Extract all of the entries and give them again, word for word.
########
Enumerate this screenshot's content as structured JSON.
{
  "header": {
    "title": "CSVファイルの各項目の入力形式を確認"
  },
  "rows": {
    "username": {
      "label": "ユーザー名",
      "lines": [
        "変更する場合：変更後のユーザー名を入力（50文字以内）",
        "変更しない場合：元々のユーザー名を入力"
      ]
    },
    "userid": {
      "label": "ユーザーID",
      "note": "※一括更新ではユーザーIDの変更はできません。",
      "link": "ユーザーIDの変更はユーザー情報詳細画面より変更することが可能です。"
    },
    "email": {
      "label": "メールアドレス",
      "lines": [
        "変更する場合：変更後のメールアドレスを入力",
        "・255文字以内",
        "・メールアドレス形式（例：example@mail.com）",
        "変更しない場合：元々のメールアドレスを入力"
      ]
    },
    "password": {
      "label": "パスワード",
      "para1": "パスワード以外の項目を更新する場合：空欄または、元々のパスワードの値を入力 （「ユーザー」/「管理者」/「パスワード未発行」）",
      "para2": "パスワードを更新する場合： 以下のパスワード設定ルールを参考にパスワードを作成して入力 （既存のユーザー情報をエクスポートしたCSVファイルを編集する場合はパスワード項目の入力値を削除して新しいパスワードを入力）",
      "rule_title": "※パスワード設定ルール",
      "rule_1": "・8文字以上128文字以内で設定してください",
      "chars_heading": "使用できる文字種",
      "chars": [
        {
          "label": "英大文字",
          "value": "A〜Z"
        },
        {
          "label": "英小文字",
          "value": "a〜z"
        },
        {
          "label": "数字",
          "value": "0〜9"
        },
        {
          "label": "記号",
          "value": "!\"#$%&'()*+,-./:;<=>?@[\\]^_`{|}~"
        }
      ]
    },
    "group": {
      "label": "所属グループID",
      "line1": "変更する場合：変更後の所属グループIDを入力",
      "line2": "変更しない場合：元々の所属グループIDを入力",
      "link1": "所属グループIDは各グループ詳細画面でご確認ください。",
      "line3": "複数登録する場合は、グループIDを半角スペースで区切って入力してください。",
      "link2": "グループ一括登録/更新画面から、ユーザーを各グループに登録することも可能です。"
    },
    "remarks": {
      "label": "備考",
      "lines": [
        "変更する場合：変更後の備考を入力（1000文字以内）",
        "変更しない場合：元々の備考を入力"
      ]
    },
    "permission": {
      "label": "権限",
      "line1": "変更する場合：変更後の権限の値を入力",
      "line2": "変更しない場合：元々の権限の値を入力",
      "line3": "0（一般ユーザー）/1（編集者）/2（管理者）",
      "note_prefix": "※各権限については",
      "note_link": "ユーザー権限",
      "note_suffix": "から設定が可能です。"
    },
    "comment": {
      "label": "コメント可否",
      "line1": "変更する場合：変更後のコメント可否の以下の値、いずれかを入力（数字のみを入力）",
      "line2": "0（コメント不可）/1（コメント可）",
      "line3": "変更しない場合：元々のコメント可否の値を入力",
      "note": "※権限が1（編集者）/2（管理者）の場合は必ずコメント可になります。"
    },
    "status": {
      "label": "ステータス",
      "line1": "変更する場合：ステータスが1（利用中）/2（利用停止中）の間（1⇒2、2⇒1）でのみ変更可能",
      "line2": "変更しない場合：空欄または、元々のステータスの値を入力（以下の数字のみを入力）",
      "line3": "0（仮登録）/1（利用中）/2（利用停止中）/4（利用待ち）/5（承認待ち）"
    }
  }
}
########
> Result
Enumerate this screenshot's content as structured JSON.
{
  "header": {
    "title": "CSVファイルの各項目の入力形式を確認"
  },
  "rows": {
    "username": {
      "label": "ユーザー名",
      "lines": [
        "変更する場合：変更後のユーザー名を入力（50文字以内）",
        "変更しない場合：元々のユーザー名を入力"
      ]
    },
    "userid": {
      "label": "ユーザーID",
      "note": "※一括更新ではユーザーIDの変更はできません。",
      "link": "ユーザーIDの変更はユーザー情報詳細画面より変更することが可能です。"
    },
    "email": {
      "label": "メールアドレス",
      "lines": [
        "変更する場合：変更後のメールアドレスを入力",
        "・255文字以内",
        "・メールアドレス形式（例：example@mail.com）",
        "変更しない場合：元々のメールアドレスを入力"
      ]
    },
    "password": {
      "label": "パスワード",
      "para1": "パスワード以外の項目を更新する場合：空欄または、元々のパスワードの値を入力 （「ユーザー」/「管理者」/「パスワード未発行」）",
      "para2": "パスワードを更新する場合： 以下のパスワード設定ルールを参考にパスワードを作成して入力 （既存のユーザー情報をエクスポートしたCSVファイルを編集する場合はパスワード項目の入力値を削除して新しいパスワードを入力）",
      "rule_title": "※パスワード設定ルール",
      "rule_1": "・8文字以上128文字以内で設定してください",
      "chars_heading": "使用できる文字種",
      "chars": [
        {
          "label": "英大文字",
          "value": "A〜Z"
        },
        {
          "label": "英小文字",
          "value": "a〜z"
        },
        {
          "label": "数字",
          "value": "0〜9"
        },
        {
          "label": "記号",
          "value": "!\"#$%&'()*+,-./:;<=>?@[\\]^_`{|}~"
        }
      ]
    },
    "group": {
      "label": "所属グループID",
      "line1": "変更する場合：変更後の所属グループIDを入力",
      "line2": "変更しない場合：元々の所属グループIDを入力",
      "link1": "所属グループIDは各グループ詳細画面でご確認ください。",
      "line3": "複数登録する場合は、グループIDを半角スペースで区切って入力してください。",
      "link2": "グループ一括登録/更新画面から、ユーザーを各グループに登録することも可能です。"
    },
    "remarks": {
      "label": "備考",
      "lines": [
        "変更する場合：変更後の備考を入力（1000文字以内）",
        "変更しない場合：元々の備考を入力"
      ]
    },
    "permission": {
      "label": "権限",
      "line1": "変更する場合：変更後の権限の値を入力",
      "line2": "変更しない場合：元々の権限の値を入力",
      "line3": "0（一般ユーザー）/1（編集者）/2（管理者）",
      "note_prefix": "※各権限については",
      "note_link": "ユーザー権限",
      "note_suffix": "から設定が可能です。"
    },
    "comment": {
      "label": "コメント可否",
      "line1": "変更する場合：変更後のコメント可否の以下の値、いずれかを入力（数字のみを入力）",
      "line2": "0（コメント不可）/1（コメント可）",
      "line3": "変更しない場合：元々のコメント可否の値を入力",
      "note": "※権限が1（編集者）/2（管理者）の場合は必ずコメント可になります。"
    },
    "status": {
      "label": "ステータス",
      "line1": "変更する場合：ステータスが1（利用中）/2（利用停止中）の間（1⇒2、2⇒1）でのみ変更可能",
      "line2": "変更しない場合：空欄または、元々のステータスの値を入力（以下の数字のみを入力）",
      "line3": "0（仮登録）/1（利用中）/2（利用停止中）/4（利用待ち）/5（承認待ち）"
    }
  }
}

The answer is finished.